PROVIDED ENTRIES: Begin
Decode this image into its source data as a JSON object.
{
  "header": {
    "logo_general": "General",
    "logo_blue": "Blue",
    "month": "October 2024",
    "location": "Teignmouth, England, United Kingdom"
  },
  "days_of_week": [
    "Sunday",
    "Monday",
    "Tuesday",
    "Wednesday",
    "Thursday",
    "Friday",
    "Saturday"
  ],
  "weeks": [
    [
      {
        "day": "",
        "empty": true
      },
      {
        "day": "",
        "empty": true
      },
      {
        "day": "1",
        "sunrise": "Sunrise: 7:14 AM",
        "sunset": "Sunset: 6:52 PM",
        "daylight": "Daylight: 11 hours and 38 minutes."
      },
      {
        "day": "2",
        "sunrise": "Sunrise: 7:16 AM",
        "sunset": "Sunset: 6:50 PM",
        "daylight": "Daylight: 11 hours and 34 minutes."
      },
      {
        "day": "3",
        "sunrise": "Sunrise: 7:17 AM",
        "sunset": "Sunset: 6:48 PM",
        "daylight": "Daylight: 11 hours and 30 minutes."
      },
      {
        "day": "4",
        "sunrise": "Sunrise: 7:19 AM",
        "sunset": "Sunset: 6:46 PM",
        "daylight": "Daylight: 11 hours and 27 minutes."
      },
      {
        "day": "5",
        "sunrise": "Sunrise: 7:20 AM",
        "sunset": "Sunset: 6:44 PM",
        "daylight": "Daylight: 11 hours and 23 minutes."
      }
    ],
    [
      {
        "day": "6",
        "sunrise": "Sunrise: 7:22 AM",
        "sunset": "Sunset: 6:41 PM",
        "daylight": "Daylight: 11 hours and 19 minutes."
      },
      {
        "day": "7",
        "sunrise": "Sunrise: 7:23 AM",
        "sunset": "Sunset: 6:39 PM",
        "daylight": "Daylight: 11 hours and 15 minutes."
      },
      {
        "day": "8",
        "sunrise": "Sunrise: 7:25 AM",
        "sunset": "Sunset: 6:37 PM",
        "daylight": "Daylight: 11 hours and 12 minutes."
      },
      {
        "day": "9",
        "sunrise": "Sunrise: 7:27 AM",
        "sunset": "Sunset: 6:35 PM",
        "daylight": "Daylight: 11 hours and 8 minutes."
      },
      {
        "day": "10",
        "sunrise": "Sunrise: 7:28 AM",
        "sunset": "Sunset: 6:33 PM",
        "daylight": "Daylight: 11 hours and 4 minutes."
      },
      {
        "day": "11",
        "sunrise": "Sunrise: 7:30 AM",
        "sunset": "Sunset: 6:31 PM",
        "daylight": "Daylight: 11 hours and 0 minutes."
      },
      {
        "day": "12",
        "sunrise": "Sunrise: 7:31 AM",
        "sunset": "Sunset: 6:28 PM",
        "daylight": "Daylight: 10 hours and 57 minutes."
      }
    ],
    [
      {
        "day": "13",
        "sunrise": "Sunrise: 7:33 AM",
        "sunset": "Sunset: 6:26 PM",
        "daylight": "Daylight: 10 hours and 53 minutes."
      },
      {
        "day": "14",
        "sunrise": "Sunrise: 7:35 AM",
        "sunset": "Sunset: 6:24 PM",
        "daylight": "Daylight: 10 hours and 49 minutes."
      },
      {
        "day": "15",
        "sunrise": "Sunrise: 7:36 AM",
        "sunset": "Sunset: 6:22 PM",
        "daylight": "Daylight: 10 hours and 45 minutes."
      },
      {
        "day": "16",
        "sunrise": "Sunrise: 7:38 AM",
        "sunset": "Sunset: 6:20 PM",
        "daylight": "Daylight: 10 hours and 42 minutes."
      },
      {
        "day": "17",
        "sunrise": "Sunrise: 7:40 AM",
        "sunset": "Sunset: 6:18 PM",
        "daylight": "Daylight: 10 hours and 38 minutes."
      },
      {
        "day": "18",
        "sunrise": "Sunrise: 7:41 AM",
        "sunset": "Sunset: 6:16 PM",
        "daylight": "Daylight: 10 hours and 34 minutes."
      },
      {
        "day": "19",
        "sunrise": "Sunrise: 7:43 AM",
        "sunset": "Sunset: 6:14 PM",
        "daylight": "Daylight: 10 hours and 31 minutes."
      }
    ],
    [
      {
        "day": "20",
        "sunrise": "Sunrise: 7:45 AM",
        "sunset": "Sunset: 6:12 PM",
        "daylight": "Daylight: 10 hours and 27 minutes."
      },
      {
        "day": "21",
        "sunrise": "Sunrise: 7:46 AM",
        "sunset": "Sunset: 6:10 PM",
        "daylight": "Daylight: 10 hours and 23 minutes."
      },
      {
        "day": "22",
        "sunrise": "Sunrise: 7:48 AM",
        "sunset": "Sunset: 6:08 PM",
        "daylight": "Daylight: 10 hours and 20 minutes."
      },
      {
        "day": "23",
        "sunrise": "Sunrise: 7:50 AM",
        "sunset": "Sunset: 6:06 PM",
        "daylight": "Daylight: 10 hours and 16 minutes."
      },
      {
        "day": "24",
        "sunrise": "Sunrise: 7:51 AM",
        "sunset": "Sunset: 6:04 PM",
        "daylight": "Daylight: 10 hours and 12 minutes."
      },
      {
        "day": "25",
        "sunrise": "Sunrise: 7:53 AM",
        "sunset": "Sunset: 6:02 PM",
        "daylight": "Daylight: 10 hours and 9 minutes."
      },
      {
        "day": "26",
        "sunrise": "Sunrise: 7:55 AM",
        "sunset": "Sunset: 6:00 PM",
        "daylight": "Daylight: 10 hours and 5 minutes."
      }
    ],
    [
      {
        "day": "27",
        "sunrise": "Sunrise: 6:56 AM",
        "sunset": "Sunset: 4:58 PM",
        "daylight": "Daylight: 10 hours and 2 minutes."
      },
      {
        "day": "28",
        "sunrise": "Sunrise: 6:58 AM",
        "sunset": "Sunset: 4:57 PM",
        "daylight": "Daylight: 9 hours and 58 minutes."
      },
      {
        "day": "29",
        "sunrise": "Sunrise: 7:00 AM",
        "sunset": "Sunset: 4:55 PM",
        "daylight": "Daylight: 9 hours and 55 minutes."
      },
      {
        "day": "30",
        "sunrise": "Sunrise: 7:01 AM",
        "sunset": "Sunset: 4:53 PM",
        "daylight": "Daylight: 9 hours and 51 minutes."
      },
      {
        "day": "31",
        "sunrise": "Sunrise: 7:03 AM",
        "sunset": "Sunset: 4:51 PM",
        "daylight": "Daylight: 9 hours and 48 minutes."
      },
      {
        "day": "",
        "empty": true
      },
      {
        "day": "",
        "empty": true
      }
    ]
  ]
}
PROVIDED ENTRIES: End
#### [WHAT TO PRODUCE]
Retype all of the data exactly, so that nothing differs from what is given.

#### [REPLY TO THE TASK]
Decode this image into its source data as a JSON object.
{
  "header": {
    "logo_general": "General",
    "logo_blue": "Blue",
    "month": "October 2024",
    "location": "Teignmouth, England, United Kingdom"
  },
  "days_of_week": [
    "Sunday",
    "Monday",
    "Tuesday",
    "Wednesday",
    "Thursday",
    "Friday",
    "Saturday"
  ],
  "weeks": [
    [
      {
        "day": "",
        "empty": true
      },
      {
        "day": "",
        "empty": true
      },
      {
        "day": "1",
        "sunrise": "Sunrise: 7:14 AM",
        "sunset": "Sunset: 6:52 PM",
        "daylight": "Daylight: 11 hours and 38 minutes."
      },
      {
        "day": "2",
        "sunrise": "Sunrise: 7:16 AM",
        "sunset": "Sunset: 6:50 PM",
        "daylight": "Daylight: 11 hours and 34 minutes."
      },
      {
        "day": "3",
        "sunrise": "Sunrise: 7:17 AM",
        "sunset": "Sunset: 6:48 PM",
        "daylight": "Daylight: 11 hours and 30 minutes."
      },
      {
        "day": "4",
        "sunrise": "Sunrise: 7:19 AM",
        "sunset": "Sunset: 6:46 PM",
        "daylight": "Daylight: 11 hours and 27 minutes."
      },
      {
        "day": "5",
        "sunrise": "Sunrise: 7:20 AM",
        "sunset": "Sunset: 6:44 PM",
        "daylight": "Daylight: 11 hours and 23 minutes."
      }
    ],
    [
      {
        "day": "6",
        "sunrise": "Sunrise: 7:22 AM",
        "sunset": "Sunset: 6:41 PM",
        "daylight": "Daylight: 11 hours and 19 minutes."
      },
      {
        "day": "7",
        "sunrise": "Sunrise: 7:23 AM",
        "sunset": "Sunset: 6:39 PM",
        "daylight": "Daylight: 11 hours and 15 minutes."
      },
      {
        "day": "8",
        "sunrise": "Sunrise: 7:25 AM",
        "sunset": "Sunset: 6:37 PM",
        "daylight": "Daylight: 11 hours and 12 minutes."
      },
      {
        "day": "9",
        "sunrise": "Sunrise: 7:27 AM",
        "sunset": "Sunset: 6:35 PM",
        "daylight": "Daylight: 11 hours and 8 minutes."
      },
      {
        "day": "10",
        "sunrise": "Sunrise: 7:28 AM",
        "sunset": "Sunset: 6:33 PM",
        "daylight": "Daylight: 11 hours and 4 minutes."
      },
      {
        "day": "11",
        "sunrise": "Sunrise: 7:30 AM",
        "sunset": "Sunset: 6:31 PM",
        "daylight": "Daylight: 11 hours and 0 minutes."
      },
      {
        "day": "12",
        "sunrise": "Sunrise: 7:31 AM",
        "sunset": "Sunset: 6:28 PM",
        "daylight": "Daylight: 10 hours and 57 minutes."
      }
    ],
    [
      {
        "day": "13",
        "sunrise": "Sunrise: 7:33 AM",
        "sunset": "Sunset: 6:26 PM",
        "daylight": "Daylight: 10 hours and 53 minutes."
      },
      {
        "day": "14",
        "sunrise": "Sunrise: 7:35 AM",
        "sunset": "Sunset: 6:24 PM",
        "daylight": "Daylight: 10 hours and 49 minutes."
      },
      {
        "day": "15",
        "sunrise": "Sunrise: 7:36 AM",
        "sunset": "Sunset: 6:22 PM",
        "daylight": "Daylight: 10 hours and 45 minutes."
      },
      {
        "day": "16",
        "sunrise": "Sunrise: 7:38 AM",
        "sunset": "Sunset: 6:20 PM",
        "daylight": "Daylight: 10 hours and 42 minutes."
      },
      {
        "day": "17",
        "sunrise": "Sunrise: 7:40 AM",
        "sunset": "Sunset: 6:18 PM",
        "daylight": "Daylight: 10 hours and 38 minutes."
      },
      {
        "day": "18",
        "sunrise": "Sunrise: 7:41 AM",
        "sunset": "Sunset: 6:16 PM",
        "daylight": "Daylight: 10 hours and 34 minutes."
      },
      {
        "day": "19",
        "sunrise": "Sunrise: 7:43 AM",
        "sunset": "Sunset: 6:14 PM",
        "daylight": "Daylight: 10 hours and 31 minutes."
      }
    ],
    [
      {
        "day": "20",
        "sunrise": "Sunrise: 7:45 AM",
        "sunset": "Sunset: 6:12 PM",
        "daylight": "Daylight: 10 hours and 27 minutes."
      },
      {
        "day": "21",
        "sunrise": "Sunrise: 7:46 AM",
        "sunset": "Sunset: 6:10 PM",
        "daylight": "Daylight: 10 hours and 23 minutes."
      },
      {
        "day": "22",
        "sunrise": "Sunrise: 7:48 AM",
        "sunset": "Sunset: 6:08 PM",
        "daylight": "Daylight: 10 hours and 20 minutes."
      },
      {
        "day": "23",
        "sunrise": "Sunrise: 7:50 AM",
        "sunset": "Sunset: 6:06 PM",
        "daylight": "Daylight: 10 hours and 16 minutes."
      },
      {
        "day": "24",
        "sunrise": "Sunrise: 7:51 AM",
        "sunset": "Sunset: 6:04 PM",
        "daylight": "Daylight: 10 hours and 12 minutes."
      },
      {
        "day": "25",
        "sunrise": "Sunrise: 7:53 AM",
        "sunset": "Sunset: 6:02 PM",
        "daylight": "Daylight: 10 hours and 9 minutes."
      },
      {
        "day": "26",
        "sunrise": "Sunrise: 7:55 AM",
        "sunset": "Sunset: 6:00 PM",
        "daylight": "Daylight: 10 hours and 5 minutes."
      }
    ],
    [
      {
        "day": "27",
        "sunrise": "Sunrise: 6:56 AM",
        "sunset": "Sunset: 4:58 PM",
        "daylight": "Daylight: 10 hours and 2 minutes."
      },
      {
        "day": "28",
        "sunrise": "Sunrise: 6:58 AM",
        "sunset": "Sunset: 4:57 PM",
        "daylight": "Daylight: 9 hours and 58 minutes."
      },
      {
        "day": "29",
        "sunrise": "Sunrise: 7:00 AM",
        "sunset": "Sunset: 4:55 PM",
        "daylight": "Daylight: 9 hours and 55 minutes."
      },
      {
        "day": "30",
        "sunrise": "Sunrise: 7:01 AM",
        "sunset": "Sunset: 4:53 PM",
        "daylight": "Daylight: 9 hours and 51 minutes."
      },
      {
        "day": "31",
        "sunrise": "Sunrise: 7:03 AM",
        "sunset": "Sunset: 4:51 PM",
        "daylight": "Daylight: 9 hours and 48 minutes."
      },
      {
        "day": "",
        "empty": true
      },
      {
        "day": "",
        "empty": true
      }
    ]
  ]
}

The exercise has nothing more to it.